▶ _AIM OF THE EXERCISE_
Only lines with the string "anitabelliniberlusconi" should be returned from the data below.

▶ _RECORDS SUPPLIED_
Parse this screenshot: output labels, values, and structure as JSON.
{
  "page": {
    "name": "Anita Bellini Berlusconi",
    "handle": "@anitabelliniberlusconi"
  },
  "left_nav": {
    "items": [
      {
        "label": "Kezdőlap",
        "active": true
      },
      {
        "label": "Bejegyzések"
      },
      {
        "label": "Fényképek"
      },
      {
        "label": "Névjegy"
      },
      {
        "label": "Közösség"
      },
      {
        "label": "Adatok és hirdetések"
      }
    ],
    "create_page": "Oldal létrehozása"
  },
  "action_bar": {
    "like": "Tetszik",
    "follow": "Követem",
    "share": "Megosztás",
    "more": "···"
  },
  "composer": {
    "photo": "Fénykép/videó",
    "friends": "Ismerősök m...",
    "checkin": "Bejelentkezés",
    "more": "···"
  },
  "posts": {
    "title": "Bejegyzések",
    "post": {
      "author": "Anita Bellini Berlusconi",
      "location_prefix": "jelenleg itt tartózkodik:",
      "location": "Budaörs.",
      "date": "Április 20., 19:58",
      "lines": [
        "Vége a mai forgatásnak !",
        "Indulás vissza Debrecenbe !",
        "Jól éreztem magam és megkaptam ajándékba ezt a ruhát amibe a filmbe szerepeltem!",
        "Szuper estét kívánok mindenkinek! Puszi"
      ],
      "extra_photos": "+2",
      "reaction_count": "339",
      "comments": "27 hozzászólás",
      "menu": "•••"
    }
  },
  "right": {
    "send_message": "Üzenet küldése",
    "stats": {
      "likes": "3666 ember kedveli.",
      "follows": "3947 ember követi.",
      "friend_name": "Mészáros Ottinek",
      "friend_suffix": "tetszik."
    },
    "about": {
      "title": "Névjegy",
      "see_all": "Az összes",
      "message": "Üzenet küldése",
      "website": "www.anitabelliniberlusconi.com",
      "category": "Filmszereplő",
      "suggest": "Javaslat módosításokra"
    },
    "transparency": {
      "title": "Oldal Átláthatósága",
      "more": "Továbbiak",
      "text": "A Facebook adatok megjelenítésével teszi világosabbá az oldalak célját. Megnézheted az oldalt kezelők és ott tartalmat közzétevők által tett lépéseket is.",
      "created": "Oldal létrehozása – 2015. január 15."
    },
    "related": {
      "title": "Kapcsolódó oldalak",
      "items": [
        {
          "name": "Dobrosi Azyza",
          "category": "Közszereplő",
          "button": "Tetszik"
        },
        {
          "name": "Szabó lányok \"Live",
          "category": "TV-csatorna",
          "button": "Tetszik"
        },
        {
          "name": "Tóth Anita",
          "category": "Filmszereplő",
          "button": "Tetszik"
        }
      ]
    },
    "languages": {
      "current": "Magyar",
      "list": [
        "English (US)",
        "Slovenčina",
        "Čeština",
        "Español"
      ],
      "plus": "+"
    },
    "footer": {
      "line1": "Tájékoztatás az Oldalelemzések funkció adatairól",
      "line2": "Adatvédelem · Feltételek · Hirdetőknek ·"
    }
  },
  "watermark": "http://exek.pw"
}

▶ _ANSWER FOR THIS EXERCISE_
    "handle": "@anitabelliniberlusconi"
      "website": "www.anitabelliniberlusconi.com",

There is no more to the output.